### DESCRIPTION OF THE TASK
The reply must consist of one number: how many lines of the data include the word "right".

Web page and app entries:
********************
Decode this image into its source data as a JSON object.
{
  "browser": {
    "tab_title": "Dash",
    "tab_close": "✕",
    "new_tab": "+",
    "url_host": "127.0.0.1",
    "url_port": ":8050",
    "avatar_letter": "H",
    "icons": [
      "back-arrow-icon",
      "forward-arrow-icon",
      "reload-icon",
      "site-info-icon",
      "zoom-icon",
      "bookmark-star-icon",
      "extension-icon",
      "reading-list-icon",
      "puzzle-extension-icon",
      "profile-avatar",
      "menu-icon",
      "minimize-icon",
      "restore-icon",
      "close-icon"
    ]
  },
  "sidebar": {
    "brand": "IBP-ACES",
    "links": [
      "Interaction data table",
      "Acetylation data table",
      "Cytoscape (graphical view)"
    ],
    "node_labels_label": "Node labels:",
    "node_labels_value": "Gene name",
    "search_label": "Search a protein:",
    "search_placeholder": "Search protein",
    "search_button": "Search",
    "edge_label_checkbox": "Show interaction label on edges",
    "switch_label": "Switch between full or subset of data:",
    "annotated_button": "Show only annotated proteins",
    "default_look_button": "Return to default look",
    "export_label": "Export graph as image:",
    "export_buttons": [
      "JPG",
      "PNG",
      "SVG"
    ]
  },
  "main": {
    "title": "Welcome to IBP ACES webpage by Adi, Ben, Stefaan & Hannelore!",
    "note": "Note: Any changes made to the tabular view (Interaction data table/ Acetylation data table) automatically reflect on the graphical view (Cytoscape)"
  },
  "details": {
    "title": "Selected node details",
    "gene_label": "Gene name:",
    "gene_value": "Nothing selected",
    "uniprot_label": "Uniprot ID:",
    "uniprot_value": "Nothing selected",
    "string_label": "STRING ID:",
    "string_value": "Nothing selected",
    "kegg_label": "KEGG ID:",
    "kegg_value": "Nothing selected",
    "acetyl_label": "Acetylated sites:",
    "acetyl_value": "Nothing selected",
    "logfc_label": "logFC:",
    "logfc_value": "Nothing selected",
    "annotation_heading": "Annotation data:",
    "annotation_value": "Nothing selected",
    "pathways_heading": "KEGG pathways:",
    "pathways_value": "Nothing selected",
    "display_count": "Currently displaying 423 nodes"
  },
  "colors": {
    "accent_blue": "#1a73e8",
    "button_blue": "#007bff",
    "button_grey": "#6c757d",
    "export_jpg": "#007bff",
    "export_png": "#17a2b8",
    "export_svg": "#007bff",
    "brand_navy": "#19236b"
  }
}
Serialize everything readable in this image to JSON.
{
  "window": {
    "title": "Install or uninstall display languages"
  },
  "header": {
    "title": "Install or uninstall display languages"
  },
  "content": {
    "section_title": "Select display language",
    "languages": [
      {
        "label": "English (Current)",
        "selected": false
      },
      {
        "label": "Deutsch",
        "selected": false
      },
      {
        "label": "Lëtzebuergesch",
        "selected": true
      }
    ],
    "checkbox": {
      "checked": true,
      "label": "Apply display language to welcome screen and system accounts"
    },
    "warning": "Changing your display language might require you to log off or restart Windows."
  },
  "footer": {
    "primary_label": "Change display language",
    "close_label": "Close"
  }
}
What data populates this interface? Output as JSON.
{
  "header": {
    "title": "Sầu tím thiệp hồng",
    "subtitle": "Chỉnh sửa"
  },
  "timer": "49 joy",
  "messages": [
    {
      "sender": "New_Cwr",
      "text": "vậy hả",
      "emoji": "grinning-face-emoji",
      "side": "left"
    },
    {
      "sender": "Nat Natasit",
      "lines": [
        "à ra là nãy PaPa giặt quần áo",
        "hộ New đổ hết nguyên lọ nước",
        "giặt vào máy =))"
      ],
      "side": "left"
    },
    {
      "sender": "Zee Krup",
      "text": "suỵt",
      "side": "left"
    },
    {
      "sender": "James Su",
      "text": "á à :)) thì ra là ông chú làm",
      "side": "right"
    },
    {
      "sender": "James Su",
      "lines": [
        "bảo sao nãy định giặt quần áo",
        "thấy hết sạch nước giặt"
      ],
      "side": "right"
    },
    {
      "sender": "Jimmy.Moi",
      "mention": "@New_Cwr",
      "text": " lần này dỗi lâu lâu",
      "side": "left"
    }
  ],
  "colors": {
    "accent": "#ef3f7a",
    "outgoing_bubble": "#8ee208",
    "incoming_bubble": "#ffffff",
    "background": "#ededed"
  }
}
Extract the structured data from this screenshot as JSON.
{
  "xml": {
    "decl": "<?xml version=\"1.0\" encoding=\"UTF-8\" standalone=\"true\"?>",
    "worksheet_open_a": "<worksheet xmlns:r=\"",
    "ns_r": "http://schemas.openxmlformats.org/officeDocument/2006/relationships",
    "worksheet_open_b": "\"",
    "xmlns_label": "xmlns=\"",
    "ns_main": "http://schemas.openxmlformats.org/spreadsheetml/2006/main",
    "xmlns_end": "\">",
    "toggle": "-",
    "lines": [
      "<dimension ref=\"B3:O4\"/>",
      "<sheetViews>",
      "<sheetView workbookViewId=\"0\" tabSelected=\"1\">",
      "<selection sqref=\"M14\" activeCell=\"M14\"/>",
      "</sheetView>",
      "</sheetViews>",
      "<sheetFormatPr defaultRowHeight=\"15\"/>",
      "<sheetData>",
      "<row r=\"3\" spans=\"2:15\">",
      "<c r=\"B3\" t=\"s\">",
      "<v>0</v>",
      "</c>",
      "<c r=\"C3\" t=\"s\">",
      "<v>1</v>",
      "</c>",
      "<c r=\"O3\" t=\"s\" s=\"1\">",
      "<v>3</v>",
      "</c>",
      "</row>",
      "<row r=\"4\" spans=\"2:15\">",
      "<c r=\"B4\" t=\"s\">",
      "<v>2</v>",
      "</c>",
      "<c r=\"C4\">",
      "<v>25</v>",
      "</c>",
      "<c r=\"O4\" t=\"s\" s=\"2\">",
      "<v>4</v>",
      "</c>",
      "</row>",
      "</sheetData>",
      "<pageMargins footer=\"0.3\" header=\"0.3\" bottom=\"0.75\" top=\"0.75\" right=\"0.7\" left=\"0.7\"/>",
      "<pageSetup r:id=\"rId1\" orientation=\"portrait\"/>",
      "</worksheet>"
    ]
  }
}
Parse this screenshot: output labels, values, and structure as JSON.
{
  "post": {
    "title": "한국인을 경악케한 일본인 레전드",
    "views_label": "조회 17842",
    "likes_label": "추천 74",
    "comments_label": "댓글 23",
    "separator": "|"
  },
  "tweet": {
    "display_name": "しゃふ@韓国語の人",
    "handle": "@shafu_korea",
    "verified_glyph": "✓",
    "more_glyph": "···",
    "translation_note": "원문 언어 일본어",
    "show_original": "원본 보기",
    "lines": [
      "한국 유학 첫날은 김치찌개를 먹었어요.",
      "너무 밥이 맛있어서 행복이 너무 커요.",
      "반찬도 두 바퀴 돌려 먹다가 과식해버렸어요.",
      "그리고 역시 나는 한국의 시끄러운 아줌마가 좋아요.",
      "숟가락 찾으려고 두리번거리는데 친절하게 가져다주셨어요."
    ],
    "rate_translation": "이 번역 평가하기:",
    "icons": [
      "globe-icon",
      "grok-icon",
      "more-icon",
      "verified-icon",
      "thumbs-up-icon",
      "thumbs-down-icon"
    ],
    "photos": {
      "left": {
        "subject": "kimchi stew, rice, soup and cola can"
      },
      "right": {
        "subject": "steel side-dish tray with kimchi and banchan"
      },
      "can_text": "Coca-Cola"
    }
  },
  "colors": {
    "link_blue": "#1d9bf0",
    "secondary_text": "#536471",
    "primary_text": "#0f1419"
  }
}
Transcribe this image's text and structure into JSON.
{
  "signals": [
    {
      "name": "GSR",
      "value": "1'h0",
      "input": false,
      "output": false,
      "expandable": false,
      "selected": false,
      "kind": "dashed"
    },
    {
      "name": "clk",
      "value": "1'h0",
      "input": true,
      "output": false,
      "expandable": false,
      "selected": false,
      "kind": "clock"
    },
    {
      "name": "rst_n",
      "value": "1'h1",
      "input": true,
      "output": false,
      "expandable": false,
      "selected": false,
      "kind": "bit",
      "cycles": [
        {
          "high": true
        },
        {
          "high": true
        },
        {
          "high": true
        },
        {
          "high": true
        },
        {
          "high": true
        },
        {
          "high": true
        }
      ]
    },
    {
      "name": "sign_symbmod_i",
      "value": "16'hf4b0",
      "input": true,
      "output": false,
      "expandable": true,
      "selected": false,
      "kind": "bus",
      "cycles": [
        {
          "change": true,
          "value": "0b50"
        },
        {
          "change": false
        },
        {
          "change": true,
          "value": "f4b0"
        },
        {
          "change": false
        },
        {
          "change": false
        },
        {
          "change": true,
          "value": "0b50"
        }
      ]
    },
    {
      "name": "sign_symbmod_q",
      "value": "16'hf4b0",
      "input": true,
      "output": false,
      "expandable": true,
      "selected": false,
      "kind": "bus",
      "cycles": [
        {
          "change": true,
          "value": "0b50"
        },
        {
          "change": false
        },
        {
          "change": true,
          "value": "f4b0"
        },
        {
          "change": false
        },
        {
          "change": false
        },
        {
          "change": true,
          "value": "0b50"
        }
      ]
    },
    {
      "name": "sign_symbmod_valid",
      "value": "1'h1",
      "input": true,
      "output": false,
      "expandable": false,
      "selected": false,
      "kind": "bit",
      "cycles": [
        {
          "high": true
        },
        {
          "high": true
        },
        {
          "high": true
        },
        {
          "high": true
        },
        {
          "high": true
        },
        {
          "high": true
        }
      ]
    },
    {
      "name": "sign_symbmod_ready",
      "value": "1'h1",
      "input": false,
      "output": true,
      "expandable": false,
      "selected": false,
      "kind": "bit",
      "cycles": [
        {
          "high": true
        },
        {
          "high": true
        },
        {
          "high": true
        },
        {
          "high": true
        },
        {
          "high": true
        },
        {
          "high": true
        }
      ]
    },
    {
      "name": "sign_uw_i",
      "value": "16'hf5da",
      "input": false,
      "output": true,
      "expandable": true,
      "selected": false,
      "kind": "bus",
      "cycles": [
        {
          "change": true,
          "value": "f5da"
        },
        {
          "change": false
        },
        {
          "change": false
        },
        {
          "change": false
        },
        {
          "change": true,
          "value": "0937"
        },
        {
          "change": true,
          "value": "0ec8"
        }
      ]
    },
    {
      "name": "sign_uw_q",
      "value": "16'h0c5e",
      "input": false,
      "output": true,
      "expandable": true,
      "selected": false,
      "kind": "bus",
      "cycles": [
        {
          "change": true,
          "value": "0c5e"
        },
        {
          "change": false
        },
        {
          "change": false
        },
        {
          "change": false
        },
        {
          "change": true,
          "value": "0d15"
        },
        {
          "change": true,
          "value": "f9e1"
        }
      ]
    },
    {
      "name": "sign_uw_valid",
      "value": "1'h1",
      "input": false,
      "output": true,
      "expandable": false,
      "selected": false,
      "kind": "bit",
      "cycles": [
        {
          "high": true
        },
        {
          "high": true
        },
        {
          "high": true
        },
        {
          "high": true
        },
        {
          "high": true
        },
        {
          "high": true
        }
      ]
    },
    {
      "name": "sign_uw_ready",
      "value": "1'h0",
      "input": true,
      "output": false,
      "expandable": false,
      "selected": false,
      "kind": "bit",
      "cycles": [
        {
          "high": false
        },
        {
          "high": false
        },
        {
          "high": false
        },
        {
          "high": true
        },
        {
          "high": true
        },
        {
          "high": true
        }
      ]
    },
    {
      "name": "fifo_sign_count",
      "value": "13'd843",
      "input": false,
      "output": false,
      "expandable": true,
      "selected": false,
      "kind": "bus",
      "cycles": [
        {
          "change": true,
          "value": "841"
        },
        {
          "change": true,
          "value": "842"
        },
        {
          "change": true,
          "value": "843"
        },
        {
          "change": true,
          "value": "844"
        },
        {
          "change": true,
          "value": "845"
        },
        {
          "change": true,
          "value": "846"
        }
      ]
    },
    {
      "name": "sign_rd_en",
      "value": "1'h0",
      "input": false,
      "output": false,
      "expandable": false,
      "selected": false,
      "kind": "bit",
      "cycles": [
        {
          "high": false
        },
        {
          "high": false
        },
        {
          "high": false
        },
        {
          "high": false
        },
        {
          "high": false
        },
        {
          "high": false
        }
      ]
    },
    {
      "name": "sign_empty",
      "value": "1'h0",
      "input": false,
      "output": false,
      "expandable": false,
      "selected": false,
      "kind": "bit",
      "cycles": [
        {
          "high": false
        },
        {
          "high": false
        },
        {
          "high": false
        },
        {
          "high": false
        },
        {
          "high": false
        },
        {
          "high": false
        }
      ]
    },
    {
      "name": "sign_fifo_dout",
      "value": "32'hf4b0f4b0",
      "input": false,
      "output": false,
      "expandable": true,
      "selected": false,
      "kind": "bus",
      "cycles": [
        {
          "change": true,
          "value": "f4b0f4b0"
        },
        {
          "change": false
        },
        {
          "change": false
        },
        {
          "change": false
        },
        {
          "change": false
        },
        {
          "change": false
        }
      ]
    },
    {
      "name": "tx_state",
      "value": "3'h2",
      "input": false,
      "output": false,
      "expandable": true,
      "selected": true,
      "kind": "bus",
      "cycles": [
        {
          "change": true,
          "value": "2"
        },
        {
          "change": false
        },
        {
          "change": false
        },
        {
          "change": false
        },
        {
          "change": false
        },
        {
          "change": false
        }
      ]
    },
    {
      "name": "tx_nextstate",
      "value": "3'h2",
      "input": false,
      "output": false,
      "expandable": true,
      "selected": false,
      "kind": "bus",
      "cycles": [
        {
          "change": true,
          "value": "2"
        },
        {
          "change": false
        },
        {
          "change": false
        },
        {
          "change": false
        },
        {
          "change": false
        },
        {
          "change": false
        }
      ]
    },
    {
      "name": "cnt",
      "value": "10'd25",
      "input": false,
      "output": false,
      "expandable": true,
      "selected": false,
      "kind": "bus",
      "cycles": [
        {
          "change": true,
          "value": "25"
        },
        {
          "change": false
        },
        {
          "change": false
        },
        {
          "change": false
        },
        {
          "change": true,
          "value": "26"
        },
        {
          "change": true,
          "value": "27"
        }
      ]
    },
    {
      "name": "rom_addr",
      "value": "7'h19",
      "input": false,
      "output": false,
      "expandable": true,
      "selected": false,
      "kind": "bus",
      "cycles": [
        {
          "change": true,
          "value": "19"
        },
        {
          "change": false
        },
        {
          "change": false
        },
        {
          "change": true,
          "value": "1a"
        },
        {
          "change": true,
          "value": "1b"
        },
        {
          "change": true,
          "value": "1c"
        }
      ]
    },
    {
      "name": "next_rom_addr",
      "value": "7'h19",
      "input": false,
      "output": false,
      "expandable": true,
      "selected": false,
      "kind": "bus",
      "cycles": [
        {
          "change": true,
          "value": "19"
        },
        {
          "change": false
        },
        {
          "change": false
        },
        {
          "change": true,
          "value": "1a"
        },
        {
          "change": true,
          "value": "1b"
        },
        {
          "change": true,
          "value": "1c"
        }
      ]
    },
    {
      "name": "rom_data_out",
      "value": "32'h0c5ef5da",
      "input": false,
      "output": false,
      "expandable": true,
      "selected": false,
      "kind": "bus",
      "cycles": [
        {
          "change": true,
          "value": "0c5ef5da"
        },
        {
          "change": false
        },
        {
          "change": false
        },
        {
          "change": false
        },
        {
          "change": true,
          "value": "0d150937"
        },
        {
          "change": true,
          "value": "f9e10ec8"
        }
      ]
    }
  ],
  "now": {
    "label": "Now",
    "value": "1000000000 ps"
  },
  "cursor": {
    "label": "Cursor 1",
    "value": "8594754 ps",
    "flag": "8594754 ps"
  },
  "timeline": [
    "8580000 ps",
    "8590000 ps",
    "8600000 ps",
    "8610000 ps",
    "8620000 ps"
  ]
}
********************
### ANSWER BOX
4